■ **WHAT IS BEING ASKED**
All records below must be written out exactly, with the pictures excluded.

▶

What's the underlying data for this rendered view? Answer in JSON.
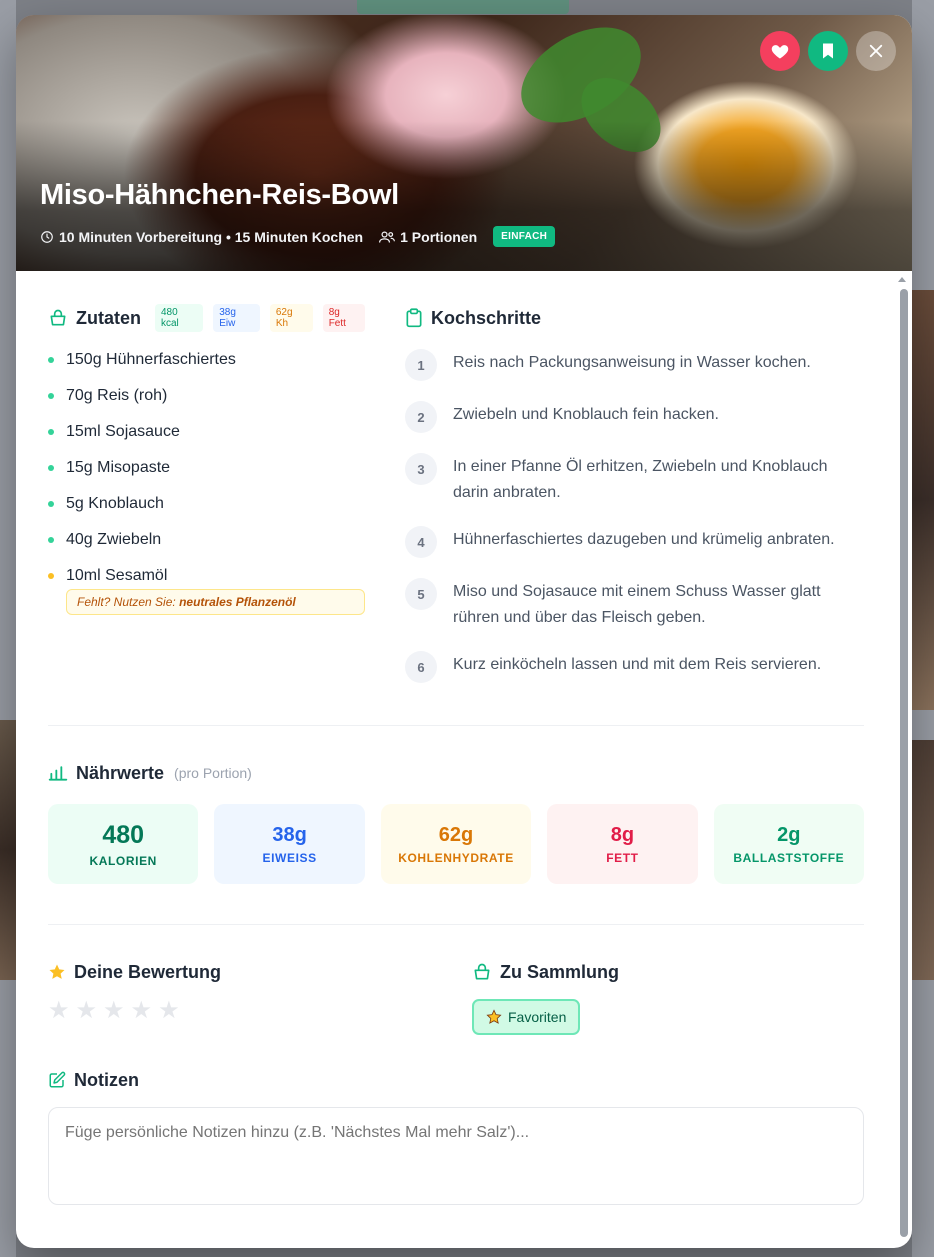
{
  "recipe": {
    "title": "Miso-Hähnchen-Reis-Bowl",
    "prep": "10 Minuten Vorbereitung • 15 Minuten Kochen",
    "portions": "1 Portionen",
    "difficulty": "EINFACH"
  },
  "ingredients_section": {
    "title": "Zutaten",
    "chips": {
      "kcal": "480 kcal",
      "protein": "38g Eiw",
      "carbs": "62g Kh",
      "fat": "8g Fett"
    },
    "items": [
      "150g Hühnerfaschiertes",
      "70g Reis (roh)",
      "15ml Sojasauce",
      "15g Misopaste",
      "5g Knoblauch",
      "40g Zwiebeln",
      "10ml Sesamöl"
    ],
    "substitute_prefix": "Fehlt? Nutzen Sie:",
    "substitute_value": "neutrales Pflanzenöl"
  },
  "steps_section": {
    "title": "Kochschritte",
    "steps": [
      {
        "num": "1",
        "text": "Reis nach Packungsanweisung in Wasser kochen."
      },
      {
        "num": "2",
        "text": "Zwiebeln und Knoblauch fein hacken."
      },
      {
        "num": "3",
        "text": "In einer Pfanne Öl erhitzen, Zwiebeln und Knoblauch darin anbraten."
      },
      {
        "num": "4",
        "text": "Hühnerfaschiertes dazugeben und krümelig anbraten."
      },
      {
        "num": "5",
        "text": "Miso und Sojasauce mit einem Schuss Wasser glatt rühren und über das Fleisch geben."
      },
      {
        "num": "6",
        "text": "Kurz einköcheln lassen und mit dem Reis servieren."
      }
    ]
  },
  "nutrition": {
    "title": "Nährwerte",
    "subtitle": "(pro Portion)",
    "cards": [
      {
        "value": "480",
        "label": "KALORIEN"
      },
      {
        "value": "38g",
        "label": "EIWEISS"
      },
      {
        "value": "62g",
        "label": "KOHLENHYDRATE"
      },
      {
        "value": "8g",
        "label": "FETT"
      },
      {
        "value": "2g",
        "label": "BALLASTSTOFFE"
      }
    ]
  },
  "rating": {
    "title": "Deine Bewertung",
    "stars": 0,
    "max": 5
  },
  "collection": {
    "title": "Zu Sammlung",
    "button": "Favoriten"
  },
  "notes": {
    "title": "Notizen",
    "placeholder": "Füge persönliche Notizen hinzu (z.B. 'Nächstes Mal mehr Salz')..."
  },
  "colors": {
    "accent": "#10b981",
    "heart": "#f43f5e",
    "star": "#fbbf24"
  }
}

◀

■ **FINISHED TASK**
What's the underlying data for this rendered view? Answer in JSON.
{
  "recipe": {
    "title": "Miso-Hähnchen-Reis-Bowl",
    "prep": "10 Minuten Vorbereitung • 15 Minuten Kochen",
    "portions": "1 Portionen",
    "difficulty": "EINFACH"
  },
  "ingredients_section": {
    "title": "Zutaten",
    "chips": {
      "kcal": "480 kcal",
      "protein": "38g Eiw",
      "carbs": "62g Kh",
      "fat": "8g Fett"
    },
    "items": [
      "150g Hühnerfaschiertes",
      "70g Reis (roh)",
      "15ml Sojasauce",
      "15g Misopaste",
      "5g Knoblauch",
      "40g Zwiebeln",
      "10ml Sesamöl"
    ],
    "substitute_prefix": "Fehlt? Nutzen Sie:",
    "substitute_value": "neutrales Pflanzenöl"
  },
  "steps_section": {
    "title": "Kochschritte",
    "steps": [
      {
        "num": "1",
        "text": "Reis nach Packungsanweisung in Wasser kochen."
      },
      {
        "num": "2",
        "text": "Zwiebeln und Knoblauch fein hacken."
      },
      {
        "num": "3",
        "text": "In einer Pfanne Öl erhitzen, Zwiebeln und Knoblauch darin anbraten."
      },
      {
        "num": "4",
        "text": "Hühnerfaschiertes dazugeben und krümelig anbraten."
      },
      {
        "num": "5",
        "text": "Miso und Sojasauce mit einem Schuss Wasser glatt rühren und über das Fleisch geben."
      },
      {
        "num": "6",
        "text": "Kurz einköcheln lassen und mit dem Reis servieren."
      }
    ]
  },
  "nutrition": {
    "title": "Nährwerte",
    "subtitle": "(pro Portion)",
    "cards": [
      {
        "value": "480",
        "label": "KALORIEN"
      },
      {
        "value": "38g",
        "label": "EIWEISS"
      },
      {
        "value": "62g",
        "label": "KOHLENHYDRATE"
      },
      {
        "value": "8g",
        "label": "FETT"
      },
      {
        "value": "2g",
        "label": "BALLASTSTOFFE"
      }
    ]
  },
  "rating": {
    "title": "Deine Bewertung",
    "stars": 0,
    "max": 5
  },
  "collection": {
    "title": "Zu Sammlung",
    "button": "Favoriten"
  },
  "notes": {
    "title": "Notizen",
    "placeholder": "Füge persönliche Notizen hinzu (z.B. 'Nächstes Mal mehr Salz')..."
  },
  "colors": {
    "accent": "#10b981",
    "heart": "#f43f5e",
    "star": "#fbbf24"
  }
}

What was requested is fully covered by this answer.